Web page and app entries -
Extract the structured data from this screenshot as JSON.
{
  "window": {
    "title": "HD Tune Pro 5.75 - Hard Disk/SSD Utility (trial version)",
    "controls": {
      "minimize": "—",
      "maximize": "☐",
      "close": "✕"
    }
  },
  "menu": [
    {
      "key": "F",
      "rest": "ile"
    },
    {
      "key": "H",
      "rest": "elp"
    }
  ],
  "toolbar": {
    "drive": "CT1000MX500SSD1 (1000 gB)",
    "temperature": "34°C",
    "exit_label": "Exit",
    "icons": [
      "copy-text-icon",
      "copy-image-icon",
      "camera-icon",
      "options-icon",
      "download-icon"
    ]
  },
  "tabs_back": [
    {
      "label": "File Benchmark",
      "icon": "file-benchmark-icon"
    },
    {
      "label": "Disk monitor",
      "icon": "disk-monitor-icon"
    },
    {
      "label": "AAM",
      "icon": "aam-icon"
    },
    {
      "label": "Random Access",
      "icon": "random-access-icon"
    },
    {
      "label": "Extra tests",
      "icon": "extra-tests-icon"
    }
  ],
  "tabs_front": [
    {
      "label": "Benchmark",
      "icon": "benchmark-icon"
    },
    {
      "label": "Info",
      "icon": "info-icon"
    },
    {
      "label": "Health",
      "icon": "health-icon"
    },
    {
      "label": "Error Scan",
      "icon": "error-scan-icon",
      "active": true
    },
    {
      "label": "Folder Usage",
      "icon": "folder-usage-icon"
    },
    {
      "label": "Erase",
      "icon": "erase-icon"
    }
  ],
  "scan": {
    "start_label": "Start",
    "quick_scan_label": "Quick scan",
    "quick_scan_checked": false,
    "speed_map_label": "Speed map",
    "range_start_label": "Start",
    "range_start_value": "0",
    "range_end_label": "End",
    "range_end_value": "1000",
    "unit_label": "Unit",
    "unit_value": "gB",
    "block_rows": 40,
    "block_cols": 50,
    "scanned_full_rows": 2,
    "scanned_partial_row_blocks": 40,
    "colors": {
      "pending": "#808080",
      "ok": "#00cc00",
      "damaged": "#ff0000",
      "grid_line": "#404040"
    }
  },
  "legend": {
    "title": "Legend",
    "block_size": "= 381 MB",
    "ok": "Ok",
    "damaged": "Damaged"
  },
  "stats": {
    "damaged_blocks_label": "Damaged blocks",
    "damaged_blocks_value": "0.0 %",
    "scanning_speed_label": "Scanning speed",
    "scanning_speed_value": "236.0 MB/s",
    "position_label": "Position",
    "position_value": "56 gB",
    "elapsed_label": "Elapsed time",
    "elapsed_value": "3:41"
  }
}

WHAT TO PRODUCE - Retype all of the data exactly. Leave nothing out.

TASK OUTPUT -
Extract the structured data from this screenshot as JSON.
{
  "window": {
    "title": "HD Tune Pro 5.75 - Hard Disk/SSD Utility (trial version)",
    "controls": {
      "minimize": "—",
      "maximize": "☐",
      "close": "✕"
    }
  },
  "menu": [
    {
      "key": "F",
      "rest": "ile"
    },
    {
      "key": "H",
      "rest": "elp"
    }
  ],
  "toolbar": {
    "drive": "CT1000MX500SSD1 (1000 gB)",
    "temperature": "34°C",
    "exit_label": "Exit",
    "icons": [
      "copy-text-icon",
      "copy-image-icon",
      "camera-icon",
      "options-icon",
      "download-icon"
    ]
  },
  "tabs_back": [
    {
      "label": "File Benchmark",
      "icon": "file-benchmark-icon"
    },
    {
      "label": "Disk monitor",
      "icon": "disk-monitor-icon"
    },
    {
      "label": "AAM",
      "icon": "aam-icon"
    },
    {
      "label": "Random Access",
      "icon": "random-access-icon"
    },
    {
      "label": "Extra tests",
      "icon": "extra-tests-icon"
    }
  ],
  "tabs_front": [
    {
      "label": "Benchmark",
      "icon": "benchmark-icon"
    },
    {
      "label": "Info",
      "icon": "info-icon"
    },
    {
      "label": "Health",
      "icon": "health-icon"
    },
    {
      "label": "Error Scan",
      "icon": "error-scan-icon",
      "active": true
    },
    {
      "label": "Folder Usage",
      "icon": "folder-usage-icon"
    },
    {
      "label": "Erase",
      "icon": "erase-icon"
    }
  ],
  "scan": {
    "start_label": "Start",
    "quick_scan_label": "Quick scan",
    "quick_scan_checked": false,
    "speed_map_label": "Speed map",
    "range_start_label": "Start",
    "range_start_value": "0",
    "range_end_label": "End",
    "range_end_value": "1000",
    "unit_label": "Unit",
    "unit_value": "gB",
    "block_rows": 40,
    "block_cols": 50,
    "scanned_full_rows": 2,
    "scanned_partial_row_blocks": 40,
    "colors": {
      "pending": "#808080",
      "ok": "#00cc00",
      "damaged": "#ff0000",
      "grid_line": "#404040"
    }
  },
  "legend": {
    "title": "Legend",
    "block_size": "= 381 MB",
    "ok": "Ok",
    "damaged": "Damaged"
  },
  "stats": {
    "damaged_blocks_label": "Damaged blocks",
    "damaged_blocks_value": "0.0 %",
    "scanning_speed_label": "Scanning speed",
    "scanning_speed_value": "236.0 MB/s",
    "position_label": "Position",
    "position_value": "56 gB",
    "elapsed_label": "Elapsed time",
    "elapsed_value": "3:41"
  }
}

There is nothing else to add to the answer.